**DESCRIPTION OF THE TASK:**
Where a line holds the word "MLflow", copy it from the records.

GIVEN RECORDS: Begin

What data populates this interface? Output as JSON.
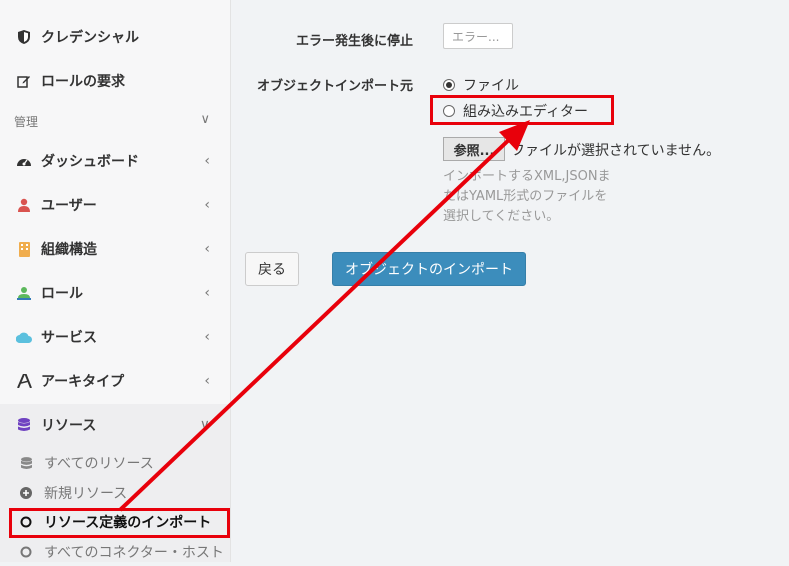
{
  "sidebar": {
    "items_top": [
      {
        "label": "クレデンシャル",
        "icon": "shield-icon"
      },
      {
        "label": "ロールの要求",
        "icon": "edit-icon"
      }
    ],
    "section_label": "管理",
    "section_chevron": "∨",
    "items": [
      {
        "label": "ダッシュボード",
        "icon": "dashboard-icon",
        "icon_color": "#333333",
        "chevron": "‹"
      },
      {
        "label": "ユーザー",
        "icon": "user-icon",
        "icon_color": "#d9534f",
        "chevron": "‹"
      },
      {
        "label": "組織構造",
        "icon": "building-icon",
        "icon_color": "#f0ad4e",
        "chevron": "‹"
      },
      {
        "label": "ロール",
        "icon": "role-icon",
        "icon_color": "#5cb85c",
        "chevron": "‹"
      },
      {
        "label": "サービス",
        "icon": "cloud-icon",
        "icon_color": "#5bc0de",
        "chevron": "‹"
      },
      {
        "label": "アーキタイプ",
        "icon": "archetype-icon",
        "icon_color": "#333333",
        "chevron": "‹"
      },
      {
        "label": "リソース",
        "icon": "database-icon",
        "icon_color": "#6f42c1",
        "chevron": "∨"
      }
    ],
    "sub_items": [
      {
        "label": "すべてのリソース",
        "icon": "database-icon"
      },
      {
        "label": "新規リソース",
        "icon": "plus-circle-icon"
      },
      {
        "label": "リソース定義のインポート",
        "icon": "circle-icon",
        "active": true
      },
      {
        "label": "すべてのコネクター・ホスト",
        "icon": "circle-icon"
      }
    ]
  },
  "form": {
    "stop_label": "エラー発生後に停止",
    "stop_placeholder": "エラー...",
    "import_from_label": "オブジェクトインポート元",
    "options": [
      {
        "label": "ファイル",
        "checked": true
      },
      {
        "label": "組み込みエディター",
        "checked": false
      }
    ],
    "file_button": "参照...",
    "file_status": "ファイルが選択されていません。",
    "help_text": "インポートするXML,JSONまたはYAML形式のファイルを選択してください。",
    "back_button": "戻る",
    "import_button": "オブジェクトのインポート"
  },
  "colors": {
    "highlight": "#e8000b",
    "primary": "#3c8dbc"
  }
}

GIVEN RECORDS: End
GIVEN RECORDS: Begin

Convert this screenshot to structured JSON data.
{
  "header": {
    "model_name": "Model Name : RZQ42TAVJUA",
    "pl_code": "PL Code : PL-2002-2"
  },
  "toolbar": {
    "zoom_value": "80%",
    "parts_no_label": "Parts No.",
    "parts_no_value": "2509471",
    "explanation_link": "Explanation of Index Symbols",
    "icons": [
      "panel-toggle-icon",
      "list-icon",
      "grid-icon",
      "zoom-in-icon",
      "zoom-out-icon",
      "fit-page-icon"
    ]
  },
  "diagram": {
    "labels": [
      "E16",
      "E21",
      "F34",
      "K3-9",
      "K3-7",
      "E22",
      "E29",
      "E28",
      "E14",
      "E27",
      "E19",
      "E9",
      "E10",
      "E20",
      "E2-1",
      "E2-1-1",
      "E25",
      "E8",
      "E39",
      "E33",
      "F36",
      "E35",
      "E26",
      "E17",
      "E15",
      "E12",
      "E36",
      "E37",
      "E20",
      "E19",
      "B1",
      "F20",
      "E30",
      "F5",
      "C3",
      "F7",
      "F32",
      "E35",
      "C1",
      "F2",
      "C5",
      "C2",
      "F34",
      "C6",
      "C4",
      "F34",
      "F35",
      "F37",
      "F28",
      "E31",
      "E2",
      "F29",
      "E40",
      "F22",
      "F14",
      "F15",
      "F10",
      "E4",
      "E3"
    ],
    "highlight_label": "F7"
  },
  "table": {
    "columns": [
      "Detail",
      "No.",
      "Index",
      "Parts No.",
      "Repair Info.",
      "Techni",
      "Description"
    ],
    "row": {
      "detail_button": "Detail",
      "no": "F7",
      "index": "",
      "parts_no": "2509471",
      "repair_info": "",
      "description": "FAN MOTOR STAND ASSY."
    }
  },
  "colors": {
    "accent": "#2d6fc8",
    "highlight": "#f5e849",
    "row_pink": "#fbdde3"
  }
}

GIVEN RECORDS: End
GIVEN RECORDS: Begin

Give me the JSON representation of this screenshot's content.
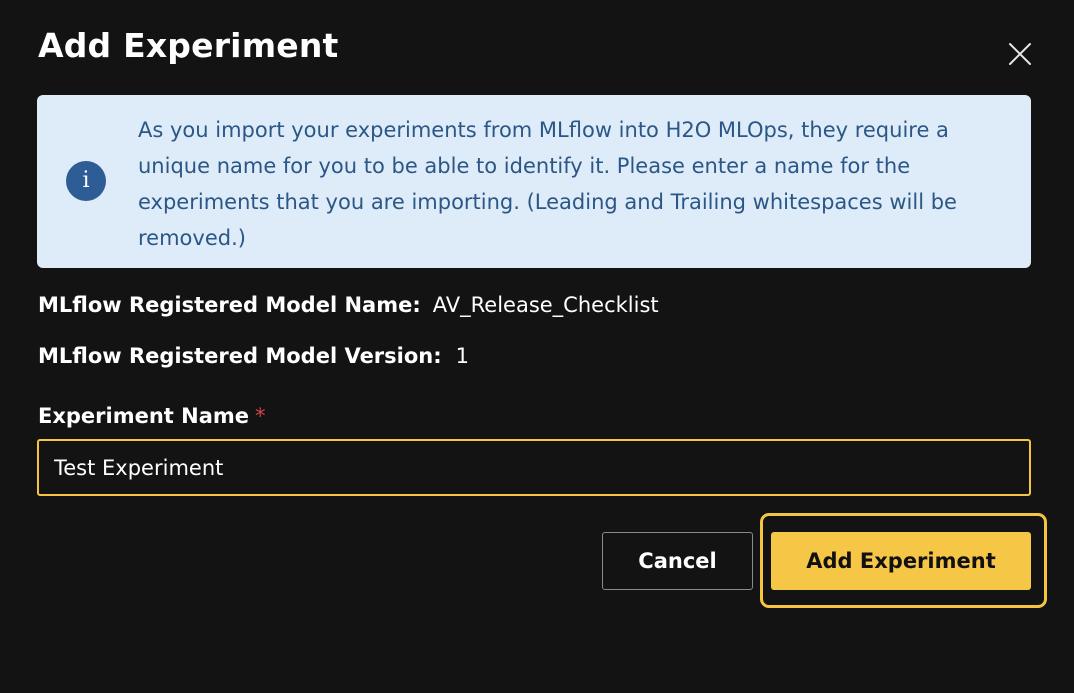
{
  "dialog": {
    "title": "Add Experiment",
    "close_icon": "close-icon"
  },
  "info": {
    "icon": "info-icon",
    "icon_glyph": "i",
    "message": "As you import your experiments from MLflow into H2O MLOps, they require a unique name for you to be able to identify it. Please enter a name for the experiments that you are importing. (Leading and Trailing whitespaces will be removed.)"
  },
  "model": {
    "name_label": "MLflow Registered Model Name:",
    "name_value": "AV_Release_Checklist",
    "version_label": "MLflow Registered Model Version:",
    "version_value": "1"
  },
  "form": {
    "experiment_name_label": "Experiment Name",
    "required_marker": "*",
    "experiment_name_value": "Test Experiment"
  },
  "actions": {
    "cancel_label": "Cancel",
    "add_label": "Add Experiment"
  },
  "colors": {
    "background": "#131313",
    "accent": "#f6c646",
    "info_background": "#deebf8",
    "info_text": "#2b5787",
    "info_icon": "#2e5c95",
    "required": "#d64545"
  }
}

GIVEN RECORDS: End

**SOLVED EXERCISE:**
    "message": "As you import your experiments from MLflow into H2O MLOps, they require a unique name for you to be able to identify it. Please enter a name for the experiments that you are importing. (Leading and Trailing whitespaces will be removed.)"
    "name_label": "MLflow Registered Model Name:",
    "version_label": "MLflow Registered Model Version:",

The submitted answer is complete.